TASK ITEM. Output the records exactly, and drop each picture.

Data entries
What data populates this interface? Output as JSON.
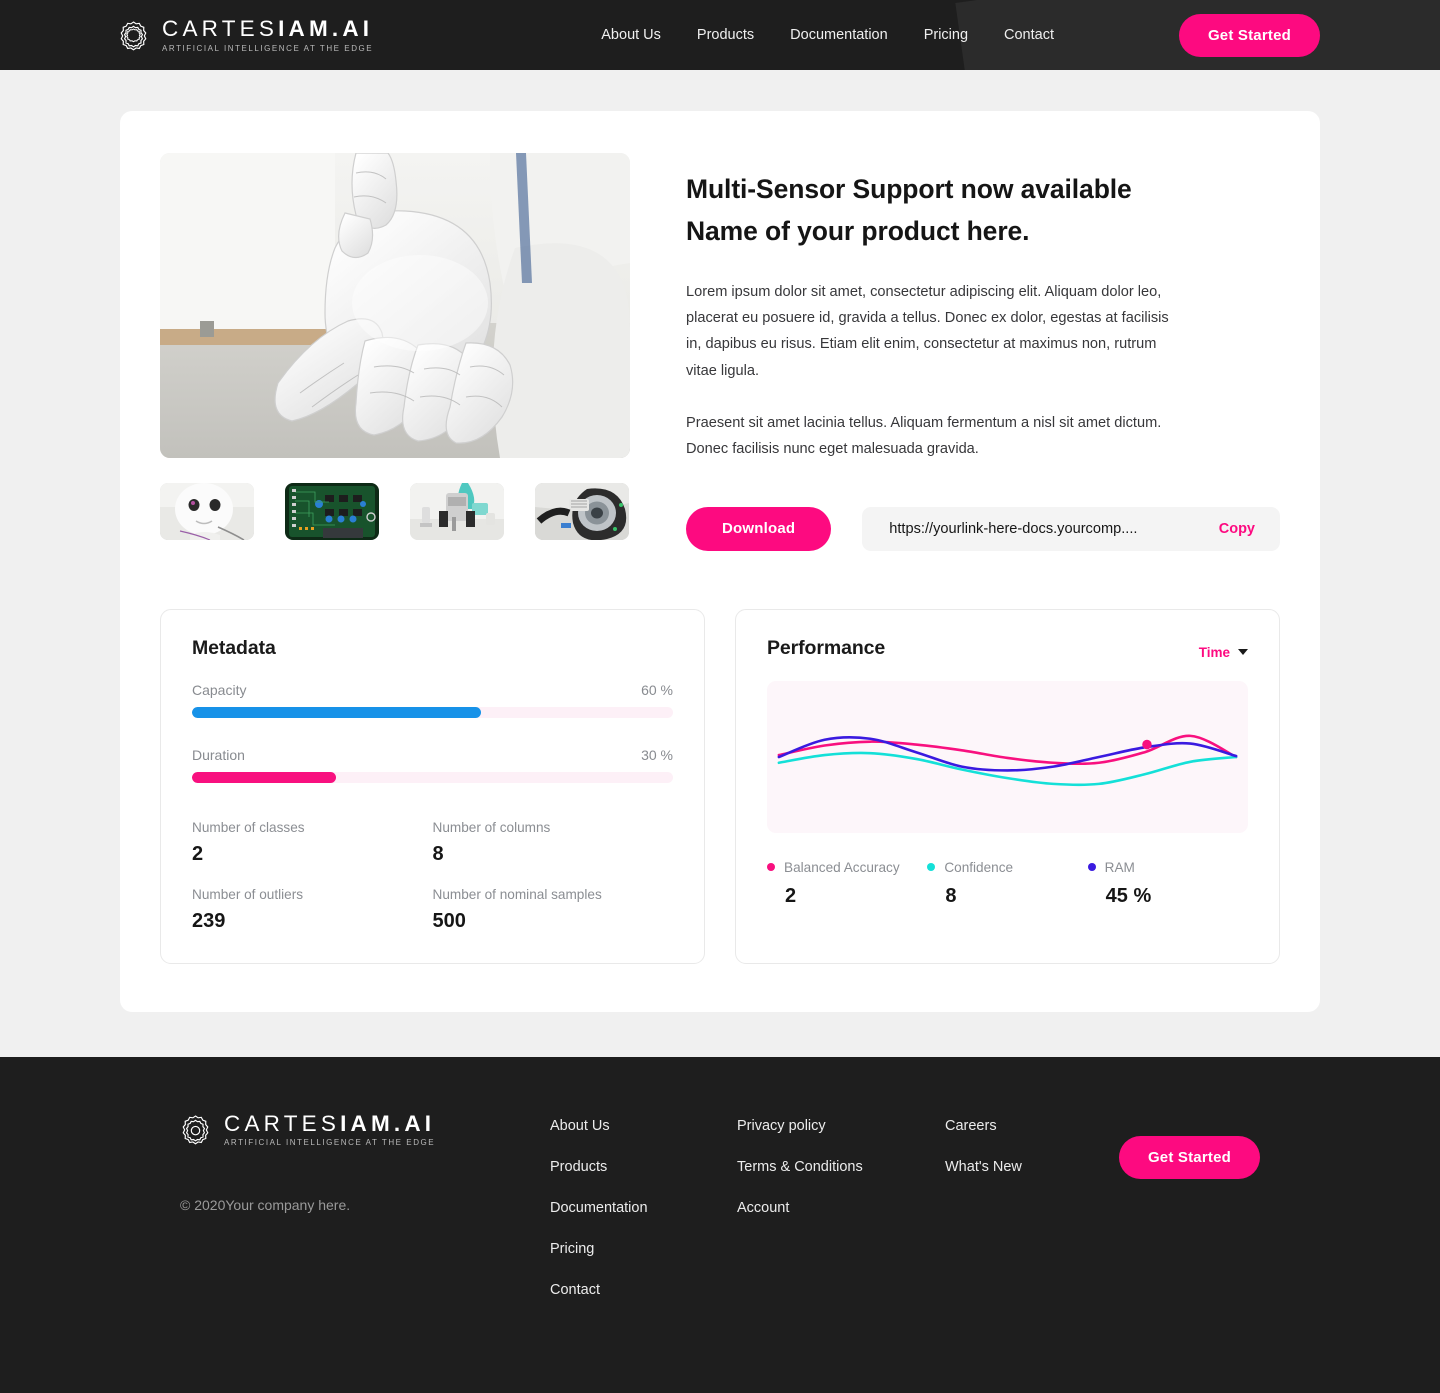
{
  "brand": {
    "name_light": "CARTES",
    "name_bold": "IAM.AI",
    "tagline": "ARTIFICIAL INTELLIGENCE AT THE EDGE",
    "logo_icon": "scalloped-flower-icon"
  },
  "header": {
    "nav": [
      {
        "label": "About Us"
      },
      {
        "label": "Products"
      },
      {
        "label": "Documentation"
      },
      {
        "label": "Pricing"
      },
      {
        "label": "Contact"
      }
    ],
    "cta_label": "Get Started"
  },
  "hero": {
    "image_alt": "white-robotic-hand-photo",
    "thumbnails": [
      {
        "alt": "white-robot-head-thumbnail"
      },
      {
        "alt": "green-circuit-board-thumbnail"
      },
      {
        "alt": "robotic-gripper-thumbnail"
      },
      {
        "alt": "camera-lens-module-thumbnail"
      }
    ],
    "title_line1": "Multi-Sensor Support now available",
    "title_line2": "Name of your product here.",
    "paragraph1": "Lorem ipsum dolor sit amet, consectetur adipiscing elit. Aliquam dolor leo, placerat eu posuere id, gravida a tellus. Donec ex dolor, egestas at facilisis in, dapibus eu risus. Etiam elit enim, consectetur at maximus non, rutrum vitae ligula.",
    "paragraph2": "Praesent sit amet lacinia tellus. Aliquam fermentum a nisl sit amet dictum. Donec facilisis nunc eget malesuada gravida.",
    "download_label": "Download",
    "link_value": "https://yourlink-here-docs.yourcomp....",
    "copy_label": "Copy"
  },
  "metadata": {
    "title": "Metadata",
    "bars": [
      {
        "name": "Capacity",
        "value_label": "60 %",
        "percent": 60,
        "color": "#1792e8"
      },
      {
        "name": "Duration",
        "value_label": "30 %",
        "percent": 30,
        "color": "#f8107f"
      }
    ],
    "track_color": "#fdf0f7",
    "stats": [
      {
        "label": "Number of classes",
        "value": "2"
      },
      {
        "label": "Number of columns",
        "value": "8"
      },
      {
        "label": "Number of outliers",
        "value": "239"
      },
      {
        "label": "Number of nominal samples",
        "value": "500"
      }
    ]
  },
  "performance": {
    "title": "Performance",
    "range_label": "Time",
    "range_caret_icon": "chevron-down-icon",
    "plot_background": "#fdf6fa",
    "legend": [
      {
        "name": "Balanced Accuracy",
        "value": "2",
        "color": "#f8107f"
      },
      {
        "name": "Confidence",
        "value": "8",
        "color": "#14e0d8"
      },
      {
        "name": "RAM",
        "value": "45 %",
        "color": "#3a1ae0"
      }
    ]
  },
  "chart_data": {
    "type": "line",
    "title": "Performance",
    "xlabel": "",
    "ylabel": "",
    "grid": false,
    "legend_position": "bottom",
    "x": [
      0,
      1,
      2,
      3,
      4,
      5,
      6,
      7,
      8,
      9,
      10
    ],
    "xlim": [
      0,
      10
    ],
    "ylim": [
      0,
      100
    ],
    "series": [
      {
        "name": "Balanced Accuracy",
        "color": "#f8107f",
        "values": [
          52,
          62,
          66,
          63,
          57,
          49,
          44,
          44,
          55,
          72,
          50
        ],
        "marker": {
          "x": 8.05,
          "y": 63,
          "color": "#f8107f"
        }
      },
      {
        "name": "Confidence",
        "color": "#14e0d8",
        "values": [
          44,
          52,
          54,
          48,
          37,
          28,
          22,
          22,
          32,
          45,
          50
        ]
      },
      {
        "name": "RAM",
        "color": "#3a1ae0",
        "values": [
          50,
          68,
          69,
          55,
          40,
          36,
          40,
          50,
          60,
          64,
          51
        ]
      }
    ]
  },
  "footer": {
    "copyright": "© 2020Your company here.",
    "columns": [
      {
        "links": [
          {
            "label": "About Us"
          },
          {
            "label": "Products"
          },
          {
            "label": "Documentation"
          },
          {
            "label": "Pricing"
          },
          {
            "label": "Contact"
          }
        ]
      },
      {
        "links": [
          {
            "label": "Privacy policy"
          },
          {
            "label": "Terms & Conditions"
          },
          {
            "label": "Account"
          }
        ]
      },
      {
        "links": [
          {
            "label": "Careers"
          },
          {
            "label": "What's New"
          }
        ]
      }
    ],
    "cta_label": "Get Started"
  },
  "colors": {
    "accent_pink": "#fd0a80",
    "dark": "#1e1e1e",
    "page_bg": "#f0f0f0",
    "blue": "#1792e8",
    "cyan": "#14e0d8",
    "indigo": "#3a1ae0"
  }
}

ANSWER BOX.
What data populates this interface? Output as JSON.
{
  "brand": {
    "name_light": "CARTES",
    "name_bold": "IAM.AI",
    "tagline": "ARTIFICIAL INTELLIGENCE AT THE EDGE",
    "logo_icon": "scalloped-flower-icon"
  },
  "header": {
    "nav": [
      {
        "label": "About Us"
      },
      {
        "label": "Products"
      },
      {
        "label": "Documentation"
      },
      {
        "label": "Pricing"
      },
      {
        "label": "Contact"
      }
    ],
    "cta_label": "Get Started"
  },
  "hero": {
    "image_alt": "white-robotic-hand-photo",
    "thumbnails": [
      {
        "alt": "white-robot-head-thumbnail"
      },
      {
        "alt": "green-circuit-board-thumbnail"
      },
      {
        "alt": "robotic-gripper-thumbnail"
      },
      {
        "alt": "camera-lens-module-thumbnail"
      }
    ],
    "title_line1": "Multi-Sensor Support now available",
    "title_line2": "Name of your product here.",
    "paragraph1": "Lorem ipsum dolor sit amet, consectetur adipiscing elit. Aliquam dolor leo, placerat eu posuere id, gravida a tellus. Donec ex dolor, egestas at facilisis in, dapibus eu risus. Etiam elit enim, consectetur at maximus non, rutrum vitae ligula.",
    "paragraph2": "Praesent sit amet lacinia tellus. Aliquam fermentum a nisl sit amet dictum. Donec facilisis nunc eget malesuada gravida.",
    "download_label": "Download",
    "link_value": "https://yourlink-here-docs.yourcomp....",
    "copy_label": "Copy"
  },
  "metadata": {
    "title": "Metadata",
    "bars": [
      {
        "name": "Capacity",
        "value_label": "60 %",
        "percent": 60,
        "color": "#1792e8"
      },
      {
        "name": "Duration",
        "value_label": "30 %",
        "percent": 30,
        "color": "#f8107f"
      }
    ],
    "track_color": "#fdf0f7",
    "stats": [
      {
        "label": "Number of classes",
        "value": "2"
      },
      {
        "label": "Number of columns",
        "value": "8"
      },
      {
        "label": "Number of outliers",
        "value": "239"
      },
      {
        "label": "Number of nominal samples",
        "value": "500"
      }
    ]
  },
  "performance": {
    "title": "Performance",
    "range_label": "Time",
    "range_caret_icon": "chevron-down-icon",
    "plot_background": "#fdf6fa",
    "legend": [
      {
        "name": "Balanced Accuracy",
        "value": "2",
        "color": "#f8107f"
      },
      {
        "name": "Confidence",
        "value": "8",
        "color": "#14e0d8"
      },
      {
        "name": "RAM",
        "value": "45 %",
        "color": "#3a1ae0"
      }
    ]
  },
  "chart_data": {
    "type": "line",
    "title": "Performance",
    "xlabel": "",
    "ylabel": "",
    "grid": false,
    "legend_position": "bottom",
    "x": [
      0,
      1,
      2,
      3,
      4,
      5,
      6,
      7,
      8,
      9,
      10
    ],
    "xlim": [
      0,
      10
    ],
    "ylim": [
      0,
      100
    ],
    "series": [
      {
        "name": "Balanced Accuracy",
        "color": "#f8107f",
        "values": [
          52,
          62,
          66,
          63,
          57,
          49,
          44,
          44,
          55,
          72,
          50
        ],
        "marker": {
          "x": 8.05,
          "y": 63,
          "color": "#f8107f"
        }
      },
      {
        "name": "Confidence",
        "color": "#14e0d8",
        "values": [
          44,
          52,
          54,
          48,
          37,
          28,
          22,
          22,
          32,
          45,
          50
        ]
      },
      {
        "name": "RAM",
        "color": "#3a1ae0",
        "values": [
          50,
          68,
          69,
          55,
          40,
          36,
          40,
          50,
          60,
          64,
          51
        ]
      }
    ]
  },
  "footer": {
    "copyright": "© 2020Your company here.",
    "columns": [
      {
        "links": [
          {
            "label": "About Us"
          },
          {
            "label": "Products"
          },
          {
            "label": "Documentation"
          },
          {
            "label": "Pricing"
          },
          {
            "label": "Contact"
          }
        ]
      },
      {
        "links": [
          {
            "label": "Privacy policy"
          },
          {
            "label": "Terms & Conditions"
          },
          {
            "label": "Account"
          }
        ]
      },
      {
        "links": [
          {
            "label": "Careers"
          },
          {
            "label": "What's New"
          }
        ]
      }
    ],
    "cta_label": "Get Started"
  },
  "colors": {
    "accent_pink": "#fd0a80",
    "dark": "#1e1e1e",
    "page_bg": "#f0f0f0",
    "blue": "#1792e8",
    "cyan": "#14e0d8",
    "indigo": "#3a1ae0"
  }
}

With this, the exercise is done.